How to Kill RFID Tags with a Cell Phone
Scientific American | February 15 2006
Radio frequency identification (RFID) tags--tiny wireless circuits that derive their power from radio waves and cost just pennies to make--have quickly found their way into identification badges, shipping containers, even ordinary store products. Because, unlike barcodes, the tags can be read surreptitiously, a number of groups have raised privacy concerns. To address these concerns, leading RFID makers have created so-called "Gen 2" chips that will divulge their data only after a reader transmits the correct password. The new chips can also be triggered by a different password to silently self-destruct, for example as a customer leaves a store.
Encryption protects the password transmission. But renowned cryptographer Adi Shamir of Weizmann University claims to have found a way to bypass the encryption scheme and obtain the self-destruct password using technology no more sophisticated than that in a common cell phone.
Shamir announced the discovery this morning at the 2006 RSA Conference, a large computer security meeting opening today in San Jose, Calif. "Everyone expects that there will soon be billions of these tags in circulation," Shamir noted. "We bought one of the major-brand RFID tags and tried to break into it by power analysis," he said.
RFID tags have no battery or internal power source; they obtain the energy they need to operate by sucking it out of the radio signals they absorb. But in doing so, every computation of the RFID circuit modifes the radio environment. Shamir and his coworkers used a simple directional antenna to monitor the power consumption of an RFID tag as they transmitted correct and incorrect passwords to the device slowly, one bit at a time.

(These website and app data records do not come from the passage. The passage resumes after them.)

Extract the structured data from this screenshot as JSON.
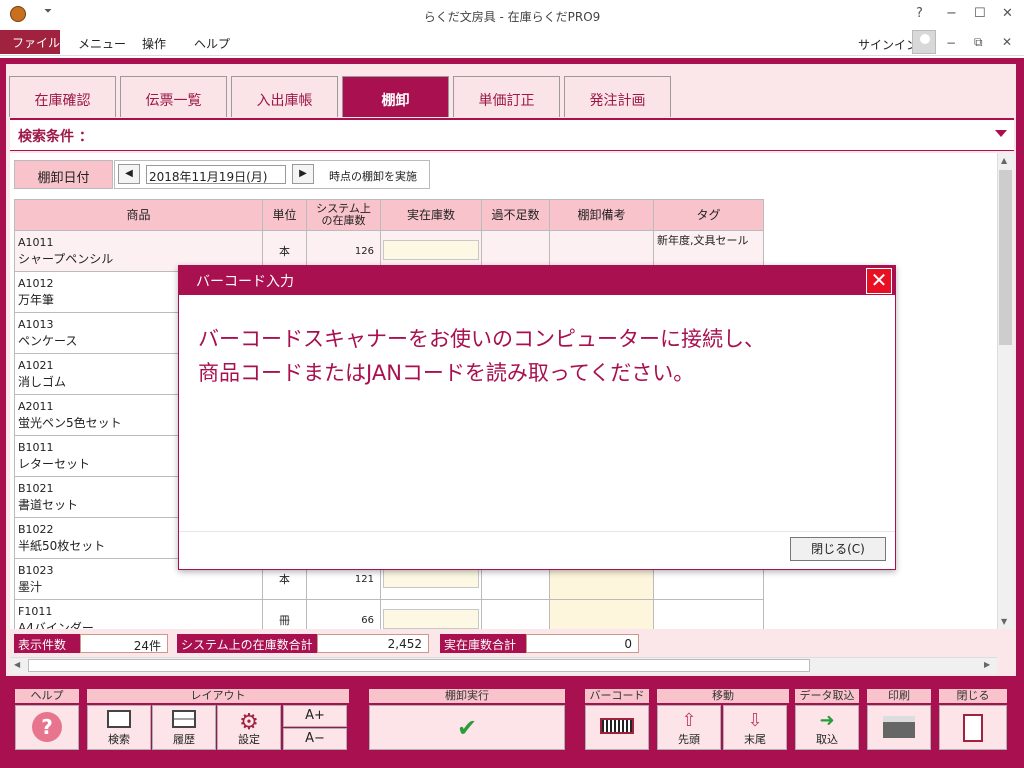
{
  "window": {
    "title": "らくだ文房具 - 在庫らくだPRO9",
    "help_glyph": "?",
    "minimize_glyph": "−",
    "maximize_glyph": "☐",
    "close_glyph": "✕"
  },
  "menubar": {
    "file": "ファイル",
    "items": [
      "メニュー",
      "操作",
      "ヘルプ"
    ],
    "signin": "サインイン"
  },
  "tabs": [
    "在庫確認",
    "伝票一覧",
    "入出庫帳",
    "棚卸",
    "単価訂正",
    "発注計画"
  ],
  "active_tab": 3,
  "search": {
    "label": "検索条件 ："
  },
  "date_row": {
    "label": "棚卸日付",
    "prev": "◀",
    "next": "▶",
    "value": "2018年11月19日(月)",
    "suffix": "時点の棚卸を実施"
  },
  "table": {
    "headers": [
      "商品",
      "単位",
      "システム上の在庫数",
      "実在庫数",
      "過不足数",
      "棚卸備考",
      "タグ"
    ],
    "rows": [
      {
        "code": "A1011",
        "name": "シャープペンシル",
        "unit": "本",
        "qty": "126",
        "tag": "新年度,文具セール"
      },
      {
        "code": "A1012",
        "name": "万年筆",
        "unit": "",
        "qty": "",
        "tag": ""
      },
      {
        "code": "A1013",
        "name": "ペンケース",
        "unit": "",
        "qty": "",
        "tag": ""
      },
      {
        "code": "A1021",
        "name": "消しゴム",
        "unit": "",
        "qty": "",
        "tag": ""
      },
      {
        "code": "A2011",
        "name": "蛍光ペン5色セット",
        "unit": "",
        "qty": "",
        "tag": ""
      },
      {
        "code": "B1011",
        "name": "レターセット",
        "unit": "",
        "qty": "",
        "tag": ""
      },
      {
        "code": "B1021",
        "name": "書道セット",
        "unit": "",
        "qty": "",
        "tag": ""
      },
      {
        "code": "B1022",
        "name": "半紙50枚セット",
        "unit": "",
        "qty": "",
        "tag": ""
      },
      {
        "code": "B1023",
        "name": "墨汁",
        "unit": "本",
        "qty": "121",
        "tag": ""
      },
      {
        "code": "F1011",
        "name": "A4バインダー",
        "unit": "冊",
        "qty": "66",
        "tag": ""
      }
    ]
  },
  "status": {
    "count_label": "表示件数",
    "count_value": "24件",
    "sys_label": "システム上の在庫数合計",
    "sys_value": "2,452",
    "real_label": "実在庫数合計",
    "real_value": "0"
  },
  "toolbar": {
    "help_group": "ヘルプ",
    "layout_group": "レイアウト",
    "exec_group": "棚卸実行",
    "barcode_group": "バーコード",
    "move_group": "移動",
    "import_group": "データ取込",
    "print_group": "印刷",
    "close_group": "閉じる",
    "search_btn": "検索",
    "history_btn": "履歴",
    "settings_btn": "設定",
    "font_up": "A+",
    "font_down": "A−",
    "first_btn": "先頭",
    "last_btn": "末尾",
    "import_btn": "取込"
  },
  "dialog": {
    "title": "バーコード入力",
    "line1": "バーコードスキャナーをお使いのコンピューターに接続し、",
    "line2": "商品コードまたはJANコードを読み取ってください。",
    "close_button": "閉じる(C)",
    "close_glyph": "✕"
  },
  "colors": {
    "accent": "#a8104f",
    "header": "#f8c3cb",
    "background": "#fbe7ea"
  }
}
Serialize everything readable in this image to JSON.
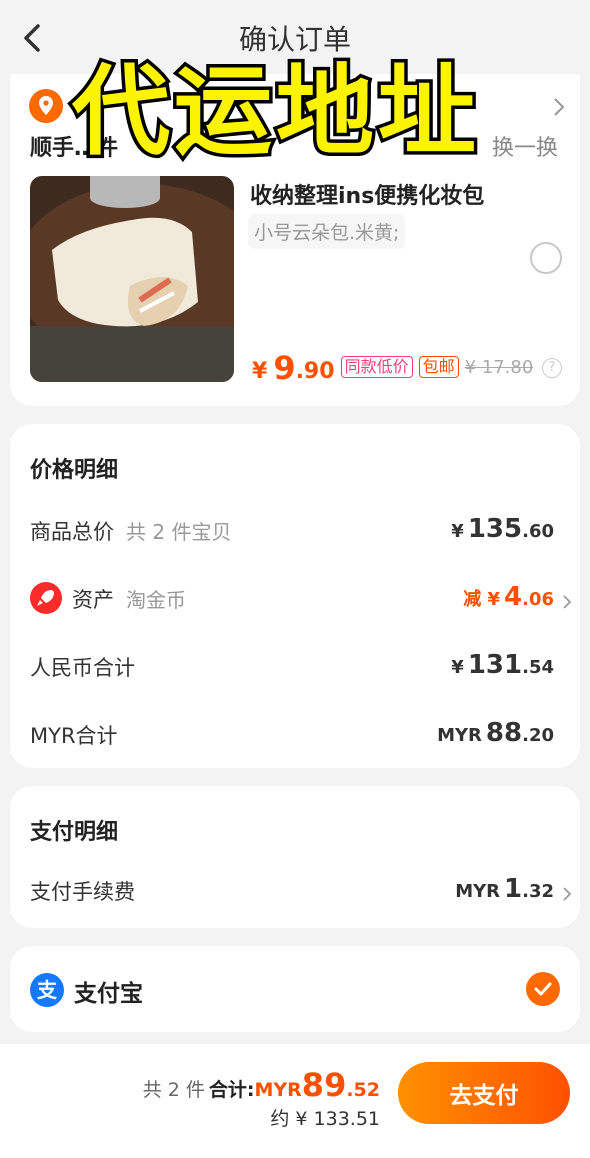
{
  "header": {
    "title": "确认订单"
  },
  "overlay": {
    "text": "代运地址"
  },
  "address": {
    "partial": "…",
    "seller_prefix": "顺手",
    "seller_suffix": "件",
    "change_label": "换一换"
  },
  "product": {
    "name": "收纳整理ins便携化妆包",
    "sku": "小号云朵包.米黄;",
    "currency": "¥",
    "price_int": "9",
    "price_dec": ".90",
    "tag_low_price": "同款低价",
    "tag_free_ship": "包邮",
    "old_price": "¥ 17.80",
    "help": "?"
  },
  "price_detail": {
    "title": "价格明细",
    "goods_total": {
      "label": "商品总价",
      "sub": "共 2 件宝贝",
      "sym": "¥",
      "int": "135",
      "dec": ".60"
    },
    "assets": {
      "label": "资产",
      "sub": "淘金币",
      "sym": "减 ¥",
      "int": "4",
      "dec": ".06"
    },
    "rmb_total": {
      "label": "人民币合计",
      "sym": "¥",
      "int": "131",
      "dec": ".54"
    },
    "myr_total": {
      "label": "MYR合计",
      "sym": "MYR",
      "int": "88",
      "dec": ".20"
    }
  },
  "payment_detail": {
    "title": "支付明细",
    "fee": {
      "label": "支付手续费",
      "sym": "MYR",
      "int": "1",
      "dec": ".32"
    }
  },
  "alipay": {
    "label": "支付宝"
  },
  "bottom_bar": {
    "count": "共 2 件",
    "total_label": "合计:",
    "currency": "MYR",
    "int": "89",
    "dec": ".52",
    "approx": "约 ¥ 133.51",
    "pay_label": "去支付"
  },
  "colors": {
    "accent": "#ff5000",
    "pink_tag": "#f0437a",
    "alipay_blue": "#1677ff",
    "overlay_yellow": "#fbf300"
  }
}
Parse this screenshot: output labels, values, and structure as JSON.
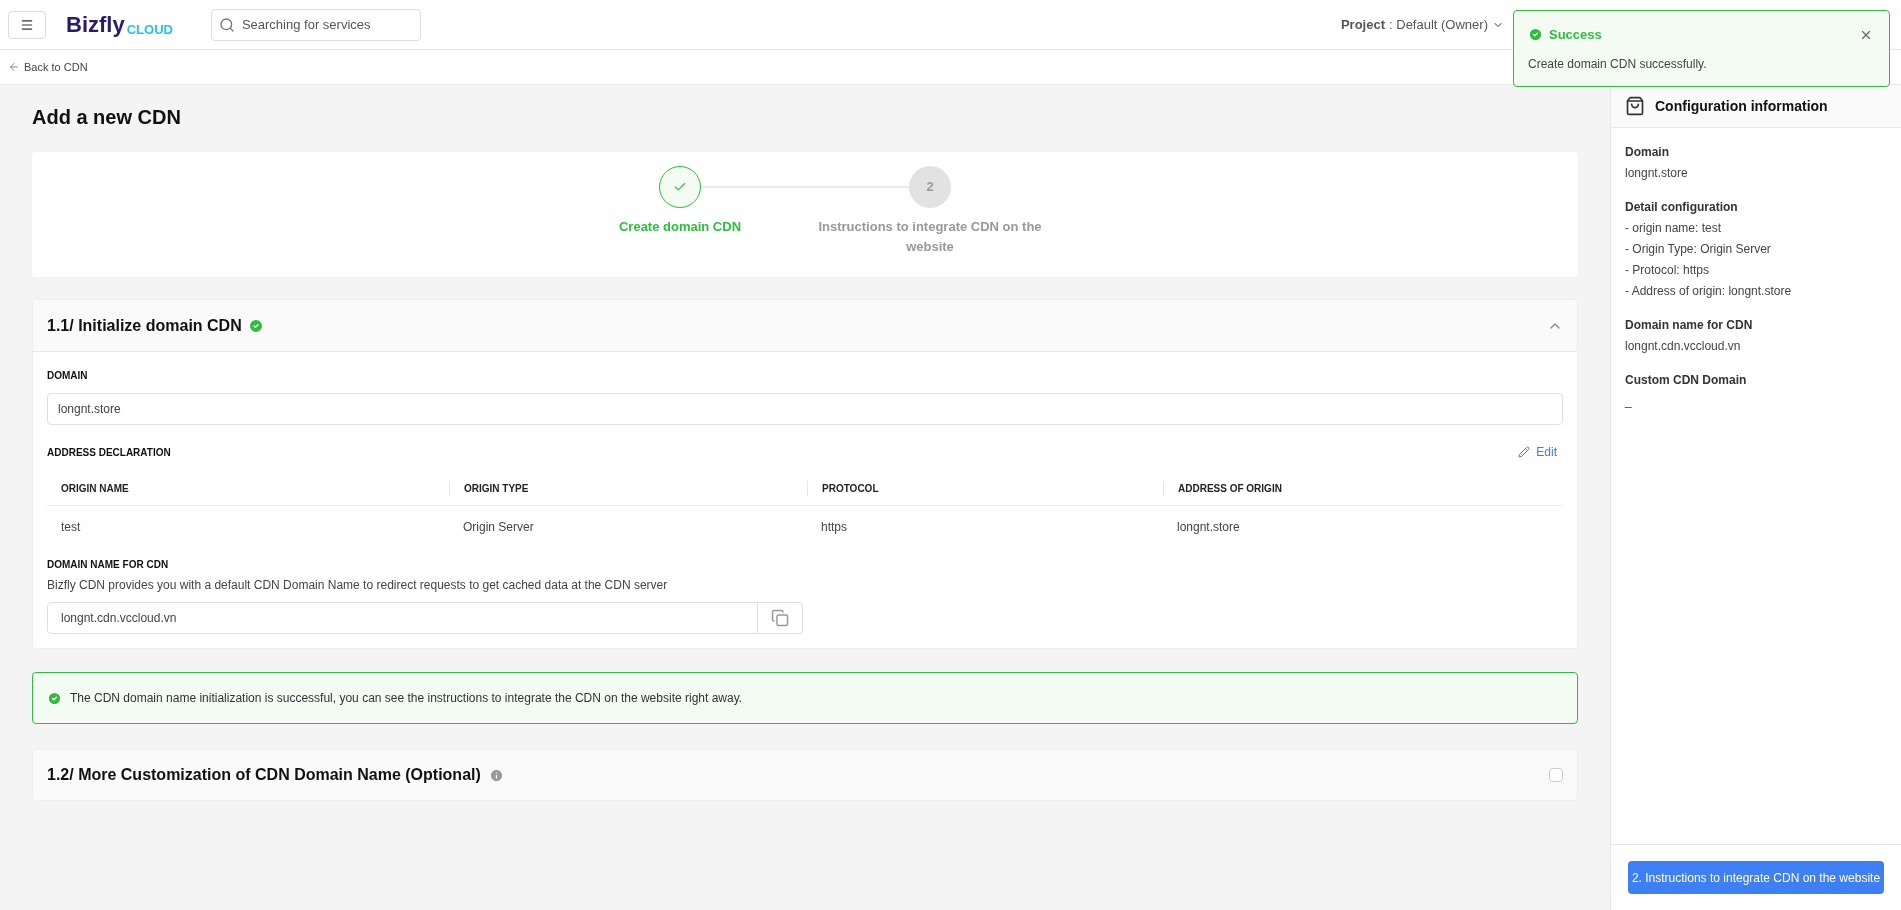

"We could easily notice a power spike after the first bit that the chip didn't like," Shamir recalls. By starting over and modifying the offensive bit, the researchers were able to derive quickly the kill password for the tag.
"We believe that a cell phone has all the ingredients needed to detect these passwords and disable all the RFIDs in the area," Shamir says.
If confirmed by others, the flaw would raise serious questions about the suitability of current RFIDs for use in theft prevention, employee idenfication and other applications.
For more about RFID tags, see "RFID: A Key to Automating Everything," by Roy Want. Scientific American Magazine, January 2004.
Last modified February 15, 2006